# Exercise directions:
Set down all the lines below, each one exactly as shown.

── Study material

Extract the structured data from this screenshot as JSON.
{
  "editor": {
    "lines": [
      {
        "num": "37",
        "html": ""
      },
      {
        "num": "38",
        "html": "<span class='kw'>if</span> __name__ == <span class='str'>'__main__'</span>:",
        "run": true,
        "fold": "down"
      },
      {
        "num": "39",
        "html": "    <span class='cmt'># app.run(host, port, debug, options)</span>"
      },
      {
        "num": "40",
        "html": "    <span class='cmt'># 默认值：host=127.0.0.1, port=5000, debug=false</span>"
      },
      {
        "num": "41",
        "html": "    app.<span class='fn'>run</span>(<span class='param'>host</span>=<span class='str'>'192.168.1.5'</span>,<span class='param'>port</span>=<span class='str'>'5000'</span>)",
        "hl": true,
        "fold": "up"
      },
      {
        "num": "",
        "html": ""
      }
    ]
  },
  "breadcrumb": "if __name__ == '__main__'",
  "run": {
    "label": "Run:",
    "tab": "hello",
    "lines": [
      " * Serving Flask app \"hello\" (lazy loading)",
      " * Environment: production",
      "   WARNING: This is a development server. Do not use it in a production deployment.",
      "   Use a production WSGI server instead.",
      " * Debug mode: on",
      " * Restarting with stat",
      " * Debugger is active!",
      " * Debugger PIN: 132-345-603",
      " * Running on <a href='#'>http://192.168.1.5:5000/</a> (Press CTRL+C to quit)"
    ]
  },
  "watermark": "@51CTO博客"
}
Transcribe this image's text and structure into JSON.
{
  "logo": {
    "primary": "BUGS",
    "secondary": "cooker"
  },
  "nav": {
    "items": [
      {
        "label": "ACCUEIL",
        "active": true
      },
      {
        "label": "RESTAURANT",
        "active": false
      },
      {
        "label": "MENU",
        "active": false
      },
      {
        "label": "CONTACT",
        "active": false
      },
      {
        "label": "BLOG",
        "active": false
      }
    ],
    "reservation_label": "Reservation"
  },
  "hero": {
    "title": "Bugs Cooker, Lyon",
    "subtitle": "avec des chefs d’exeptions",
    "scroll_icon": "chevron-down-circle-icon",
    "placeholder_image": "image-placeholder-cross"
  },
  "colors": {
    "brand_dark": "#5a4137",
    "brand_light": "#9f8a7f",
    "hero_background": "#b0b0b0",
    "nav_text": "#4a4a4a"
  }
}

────

# Solution for this task:
Extract the structured data from this screenshot as JSON.
{
  "editor": {
    "lines": [
      {
        "num": "37",
        "html": ""
      },
      {
        "num": "38",
        "html": "<span class='kw'>if</span> __name__ == <span class='str'>'__main__'</span>:",
        "run": true,
        "fold": "down"
      },
      {
        "num": "39",
        "html": "    <span class='cmt'># app.run(host, port, debug, options)</span>"
      },
      {
        "num": "40",
        "html": "    <span class='cmt'># 默认值：host=127.0.0.1, port=5000, debug=false</span>"
      },
      {
        "num": "41",
        "html": "    app.<span class='fn'>run</span>(<span class='param'>host</span>=<span class='str'>'192.168.1.5'</span>,<span class='param'>port</span>=<span class='str'>'5000'</span>)",
        "hl": true,
        "fold": "up"
      },
      {
        "num": "",
        "html": ""
      }
    ]
  },
  "breadcrumb": "if __name__ == '__main__'",
  "run": {
    "label": "Run:",
    "tab": "hello",
    "lines": [
      " * Serving Flask app \"hello\" (lazy loading)",
      " * Environment: production",
      "   WARNING: This is a development server. Do not use it in a production deployment.",
      "   Use a production WSGI server instead.",
      " * Debug mode: on",
      " * Restarting with stat",
      " * Debugger is active!",
      " * Debugger PIN: 132-345-603",
      " * Running on <a href='#'>http://192.168.1.5:5000/</a> (Press CTRL+C to quit)"
    ]
  },
  "watermark": "@51CTO博客"
}
Transcribe this image's text and structure into JSON.
{
  "logo": {
    "primary": "BUGS",
    "secondary": "cooker"
  },
  "nav": {
    "items": [
      {
        "label": "ACCUEIL",
        "active": true
      },
      {
        "label": "RESTAURANT",
        "active": false
      },
      {
        "label": "MENU",
        "active": false
      },
      {
        "label": "CONTACT",
        "active": false
      },
      {
        "label": "BLOG",
        "active": false
      }
    ],
    "reservation_label": "Reservation"
  },
  "hero": {
    "title": "Bugs Cooker, Lyon",
    "subtitle": "avec des chefs d’exeptions",
    "scroll_icon": "chevron-down-circle-icon",
    "placeholder_image": "image-placeholder-cross"
  },
  "colors": {
    "brand_dark": "#5a4137",
    "brand_light": "#9f8a7f",
    "hero_background": "#b0b0b0",
    "nav_text": "#4a4a4a"
  }
}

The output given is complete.